This is just for your information. Here is how you can extract the polygons and create a new Graphics3D:

{cube, cone} = DiscretizeRegion /@ {Cuboid[], Cone[]};
reg = RegionIntersection[cube, cone]


MeshPrimitives[reg, 2] // Graphics3D


• thank you, now I no longer need to worry about using my own functions for rotation and intersection Commented Jun 12, 2018 at 1:27

In Mathematica 12, MeshRegion and BoundaryMeshRegion objects act as graphics primitives in Graphics3D. So:

{cube, cone} = DiscretizeRegion /@ {Cuboid[], Cone[]};
reg = RegionIntersection[cube, cone];

Graphics3D[{LightGreen, EdgeForm[None], reg}]


It might be more efficient to use a GraphicsComplex for regions with many polygons

Graphics3D[{
GraphicsComplex[MeshCoordinates[reg],MeshCells[reg, 2, "Multicells" -> True]]
}]

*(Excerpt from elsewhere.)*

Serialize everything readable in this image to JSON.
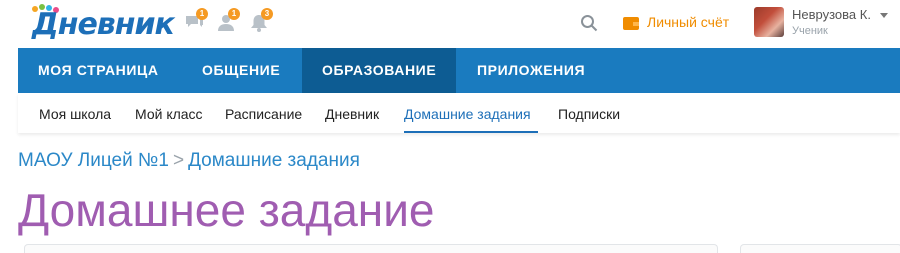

Whenever reg is a MeshRegion, it is also a good idea to first convert it to a BoundaryMeshRegion with BoundaryMesh[reg]. Otherwise, also all interior (and thus invisible) polygons will be written into the GraphicsComplex (and have to be processed by the z-buffer of the GPU during rendering).